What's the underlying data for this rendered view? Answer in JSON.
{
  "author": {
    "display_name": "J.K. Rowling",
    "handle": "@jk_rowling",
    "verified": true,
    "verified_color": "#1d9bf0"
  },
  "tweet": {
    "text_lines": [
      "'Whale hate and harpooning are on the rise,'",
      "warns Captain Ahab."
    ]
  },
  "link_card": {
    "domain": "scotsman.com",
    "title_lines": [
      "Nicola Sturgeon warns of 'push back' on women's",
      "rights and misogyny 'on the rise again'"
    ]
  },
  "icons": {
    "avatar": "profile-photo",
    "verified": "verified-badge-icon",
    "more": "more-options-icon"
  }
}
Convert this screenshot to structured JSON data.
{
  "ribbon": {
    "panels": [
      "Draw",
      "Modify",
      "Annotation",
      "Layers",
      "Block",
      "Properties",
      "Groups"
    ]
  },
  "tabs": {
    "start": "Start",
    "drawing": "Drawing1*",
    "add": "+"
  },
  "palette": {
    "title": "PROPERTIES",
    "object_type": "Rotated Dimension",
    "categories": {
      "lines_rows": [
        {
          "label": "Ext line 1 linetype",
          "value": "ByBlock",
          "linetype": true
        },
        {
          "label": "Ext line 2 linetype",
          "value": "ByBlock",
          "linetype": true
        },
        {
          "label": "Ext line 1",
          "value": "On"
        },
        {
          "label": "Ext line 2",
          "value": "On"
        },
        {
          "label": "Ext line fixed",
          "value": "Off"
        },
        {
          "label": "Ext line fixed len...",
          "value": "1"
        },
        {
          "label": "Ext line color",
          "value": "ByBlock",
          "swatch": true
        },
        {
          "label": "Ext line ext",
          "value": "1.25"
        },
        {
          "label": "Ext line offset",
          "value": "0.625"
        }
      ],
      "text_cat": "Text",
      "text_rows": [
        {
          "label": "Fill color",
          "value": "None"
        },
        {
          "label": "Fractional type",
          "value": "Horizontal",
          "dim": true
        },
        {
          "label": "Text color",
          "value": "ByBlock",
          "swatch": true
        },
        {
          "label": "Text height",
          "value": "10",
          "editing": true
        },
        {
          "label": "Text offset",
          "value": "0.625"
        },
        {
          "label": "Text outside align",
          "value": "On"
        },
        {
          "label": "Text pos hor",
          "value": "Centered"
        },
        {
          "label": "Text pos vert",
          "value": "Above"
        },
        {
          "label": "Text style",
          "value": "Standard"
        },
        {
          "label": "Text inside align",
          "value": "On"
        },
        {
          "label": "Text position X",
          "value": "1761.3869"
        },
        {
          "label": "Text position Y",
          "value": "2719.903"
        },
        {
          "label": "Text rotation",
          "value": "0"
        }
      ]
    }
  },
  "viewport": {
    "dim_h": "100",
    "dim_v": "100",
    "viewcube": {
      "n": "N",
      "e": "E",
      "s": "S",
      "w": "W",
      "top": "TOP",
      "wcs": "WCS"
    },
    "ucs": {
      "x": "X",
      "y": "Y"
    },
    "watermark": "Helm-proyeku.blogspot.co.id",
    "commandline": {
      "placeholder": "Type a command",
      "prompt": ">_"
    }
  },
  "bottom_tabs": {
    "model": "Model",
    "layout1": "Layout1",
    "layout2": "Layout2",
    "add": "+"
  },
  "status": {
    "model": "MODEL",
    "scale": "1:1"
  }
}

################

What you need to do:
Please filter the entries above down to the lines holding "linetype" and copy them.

Response box:
          "label": "Ext line 1 linetype",
          "linetype": true
          "label": "Ext line 2 linetype",
          "linetype": true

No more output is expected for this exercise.